What you will do:
Repeat every entry exactly. Leave nothing out.

Material for the task:
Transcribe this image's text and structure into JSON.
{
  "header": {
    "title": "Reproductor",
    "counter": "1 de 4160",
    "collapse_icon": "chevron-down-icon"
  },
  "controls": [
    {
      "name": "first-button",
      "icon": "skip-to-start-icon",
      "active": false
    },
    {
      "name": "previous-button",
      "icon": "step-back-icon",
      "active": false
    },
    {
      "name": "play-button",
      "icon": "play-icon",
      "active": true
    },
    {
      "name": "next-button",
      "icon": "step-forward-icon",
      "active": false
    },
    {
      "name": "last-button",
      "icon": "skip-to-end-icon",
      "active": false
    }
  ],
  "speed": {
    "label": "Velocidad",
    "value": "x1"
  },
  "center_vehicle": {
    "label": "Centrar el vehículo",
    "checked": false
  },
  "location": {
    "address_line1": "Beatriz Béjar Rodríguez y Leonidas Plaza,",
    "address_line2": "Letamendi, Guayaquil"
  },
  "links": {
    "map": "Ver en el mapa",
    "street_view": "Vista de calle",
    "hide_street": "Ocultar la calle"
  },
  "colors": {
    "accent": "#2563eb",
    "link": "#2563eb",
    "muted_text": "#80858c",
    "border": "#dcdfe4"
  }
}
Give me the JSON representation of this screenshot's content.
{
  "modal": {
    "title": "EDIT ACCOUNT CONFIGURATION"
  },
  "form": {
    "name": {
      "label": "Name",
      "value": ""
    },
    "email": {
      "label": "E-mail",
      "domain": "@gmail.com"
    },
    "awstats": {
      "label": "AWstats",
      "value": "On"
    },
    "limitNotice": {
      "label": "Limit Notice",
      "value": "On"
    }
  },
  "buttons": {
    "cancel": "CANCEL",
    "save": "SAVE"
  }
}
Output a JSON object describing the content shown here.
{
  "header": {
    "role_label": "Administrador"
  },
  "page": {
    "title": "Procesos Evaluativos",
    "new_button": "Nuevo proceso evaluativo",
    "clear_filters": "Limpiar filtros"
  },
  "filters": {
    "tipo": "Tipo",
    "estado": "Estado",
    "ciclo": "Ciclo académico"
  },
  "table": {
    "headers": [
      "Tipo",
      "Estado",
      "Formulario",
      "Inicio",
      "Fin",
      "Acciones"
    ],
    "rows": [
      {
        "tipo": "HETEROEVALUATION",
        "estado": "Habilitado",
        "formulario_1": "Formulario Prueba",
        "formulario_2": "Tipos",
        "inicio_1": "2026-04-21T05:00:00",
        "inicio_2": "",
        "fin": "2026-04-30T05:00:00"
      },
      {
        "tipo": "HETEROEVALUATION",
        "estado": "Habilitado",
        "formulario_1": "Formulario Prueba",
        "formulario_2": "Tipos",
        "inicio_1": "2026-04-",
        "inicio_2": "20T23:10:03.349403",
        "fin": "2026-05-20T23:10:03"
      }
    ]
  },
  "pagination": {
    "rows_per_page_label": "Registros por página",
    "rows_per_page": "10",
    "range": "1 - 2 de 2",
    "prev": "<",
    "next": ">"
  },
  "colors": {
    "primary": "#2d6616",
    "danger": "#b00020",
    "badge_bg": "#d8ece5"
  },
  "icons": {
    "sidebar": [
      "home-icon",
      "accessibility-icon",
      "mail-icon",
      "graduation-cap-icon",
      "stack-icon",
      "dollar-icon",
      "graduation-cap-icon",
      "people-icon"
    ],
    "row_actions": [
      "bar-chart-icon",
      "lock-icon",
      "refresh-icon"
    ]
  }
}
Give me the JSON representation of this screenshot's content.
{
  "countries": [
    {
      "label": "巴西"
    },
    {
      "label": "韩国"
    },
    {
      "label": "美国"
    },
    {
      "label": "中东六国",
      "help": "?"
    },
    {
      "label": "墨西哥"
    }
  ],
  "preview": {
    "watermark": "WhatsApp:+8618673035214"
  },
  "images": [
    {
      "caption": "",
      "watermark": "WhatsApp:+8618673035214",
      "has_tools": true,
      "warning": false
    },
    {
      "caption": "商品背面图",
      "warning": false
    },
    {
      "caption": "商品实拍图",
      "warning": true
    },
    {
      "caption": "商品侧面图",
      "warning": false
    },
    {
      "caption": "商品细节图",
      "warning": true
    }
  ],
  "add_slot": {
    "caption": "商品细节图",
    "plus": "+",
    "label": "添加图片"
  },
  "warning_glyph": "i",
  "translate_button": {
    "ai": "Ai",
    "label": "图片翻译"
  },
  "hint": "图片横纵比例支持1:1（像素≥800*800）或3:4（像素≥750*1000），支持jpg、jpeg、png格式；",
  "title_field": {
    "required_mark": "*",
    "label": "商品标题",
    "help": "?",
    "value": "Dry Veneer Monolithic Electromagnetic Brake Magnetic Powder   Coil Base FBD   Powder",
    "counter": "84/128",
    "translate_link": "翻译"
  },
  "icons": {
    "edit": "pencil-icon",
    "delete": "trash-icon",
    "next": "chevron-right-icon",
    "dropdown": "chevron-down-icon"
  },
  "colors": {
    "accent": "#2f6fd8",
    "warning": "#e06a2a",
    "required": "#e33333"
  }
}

Exercise solution:
Transcribe this image's text and structure into JSON.
{
  "header": {
    "title": "Reproductor",
    "counter": "1 de 4160",
    "collapse_icon": "chevron-down-icon"
  },
  "controls": [
    {
      "name": "first-button",
      "icon": "skip-to-start-icon",
      "active": false
    },
    {
      "name": "previous-button",
      "icon": "step-back-icon",
      "active": false
    },
    {
      "name": "play-button",
      "icon": "play-icon",
      "active": true
    },
    {
      "name": "next-button",
      "icon": "step-forward-icon",
      "active": false
    },
    {
      "name": "last-button",
      "icon": "skip-to-end-icon",
      "active": false
    }
  ],
  "speed": {
    "label": "Velocidad",
    "value": "x1"
  },
  "center_vehicle": {
    "label": "Centrar el vehículo",
    "checked": false
  },
  "location": {
    "address_line1": "Beatriz Béjar Rodríguez y Leonidas Plaza,",
    "address_line2": "Letamendi, Guayaquil"
  },
  "links": {
    "map": "Ver en el mapa",
    "street_view": "Vista de calle",
    "hide_street": "Ocultar la calle"
  },
  "colors": {
    "accent": "#2563eb",
    "link": "#2563eb",
    "muted_text": "#80858c",
    "border": "#dcdfe4"
  }
}
Give me the JSON representation of this screenshot's content.
{
  "modal": {
    "title": "EDIT ACCOUNT CONFIGURATION"
  },
  "form": {
    "name": {
      "label": "Name",
      "value": ""
    },
    "email": {
      "label": "E-mail",
      "domain": "@gmail.com"
    },
    "awstats": {
      "label": "AWstats",
      "value": "On"
    },
    "limitNotice": {
      "label": "Limit Notice",
      "value": "On"
    }
  },
  "buttons": {
    "cancel": "CANCEL",
    "save": "SAVE"
  }
}
Output a JSON object describing the content shown here.
{
  "header": {
    "role_label": "Administrador"
  },
  "page": {
    "title": "Procesos Evaluativos",
    "new_button": "Nuevo proceso evaluativo",
    "clear_filters": "Limpiar filtros"
  },
  "filters": {
    "tipo": "Tipo",
    "estado": "Estado",
    "ciclo": "Ciclo académico"
  },
  "table": {
    "headers": [
      "Tipo",
      "Estado",
      "Formulario",
      "Inicio",
      "Fin",
      "Acciones"
    ],
    "rows": [
      {
        "tipo": "HETEROEVALUATION",
        "estado": "Habilitado",
        "formulario_1": "Formulario Prueba",
        "formulario_2": "Tipos",
        "inicio_1": "2026-04-21T05:00:00",
        "inicio_2": "",
        "fin": "2026-04-30T05:00:00"
      },
      {
        "tipo": "HETEROEVALUATION",
        "estado": "Habilitado",
        "formulario_1": "Formulario Prueba",
        "formulario_2": "Tipos",
        "inicio_1": "2026-04-",
        "inicio_2": "20T23:10:03.349403",
        "fin": "2026-05-20T23:10:03"
      }
    ]
  },
  "pagination": {
    "rows_per_page_label": "Registros por página",
    "rows_per_page": "10",
    "range": "1 - 2 de 2",
    "prev": "<",
    "next": ">"
  },
  "colors": {
    "primary": "#2d6616",
    "danger": "#b00020",
    "badge_bg": "#d8ece5"
  },
  "icons": {
    "sidebar": [
      "home-icon",
      "accessibility-icon",
      "mail-icon",
      "graduation-cap-icon",
      "stack-icon",
      "dollar-icon",
      "graduation-cap-icon",
      "people-icon"
    ],
    "row_actions": [
      "bar-chart-icon",
      "lock-icon",
      "refresh-icon"
    ]
  }
}
Give me the JSON representation of this screenshot's content.
{
  "countries": [
    {
      "label": "巴西"
    },
    {
      "label": "韩国"
    },
    {
      "label": "美国"
    },
    {
      "label": "中东六国",
      "help": "?"
    },
    {
      "label": "墨西哥"
    }
  ],
  "preview": {
    "watermark": "WhatsApp:+8618673035214"
  },
  "images": [
    {
      "caption": "",
      "watermark": "WhatsApp:+8618673035214",
      "has_tools": true,
      "warning": false
    },
    {
      "caption": "商品背面图",
      "warning": false
    },
    {
      "caption": "商品实拍图",
      "warning": true
    },
    {
      "caption": "商品侧面图",
      "warning": false
    },
    {
      "caption": "商品细节图",
      "warning": true
    }
  ],
  "add_slot": {
    "caption": "商品细节图",
    "plus": "+",
    "label": "添加图片"
  },
  "warning_glyph": "i",
  "translate_button": {
    "ai": "Ai",
    "label": "图片翻译"
  },
  "hint": "图片横纵比例支持1:1（像素≥800*800）或3:4（像素≥750*1000），支持jpg、jpeg、png格式；",
  "title_field": {
    "required_mark": "*",
    "label": "商品标题",
    "help": "?",
    "value": "Dry Veneer Monolithic Electromagnetic Brake Magnetic Powder   Coil Base FBD   Powder",
    "counter": "84/128",
    "translate_link": "翻译"
  },
  "icons": {
    "edit": "pencil-icon",
    "delete": "trash-icon",
    "next": "chevron-right-icon",
    "dropdown": "chevron-down-icon"
  },
  "colors": {
    "accent": "#2f6fd8",
    "warning": "#e06a2a",
    "required": "#e33333"
  }
}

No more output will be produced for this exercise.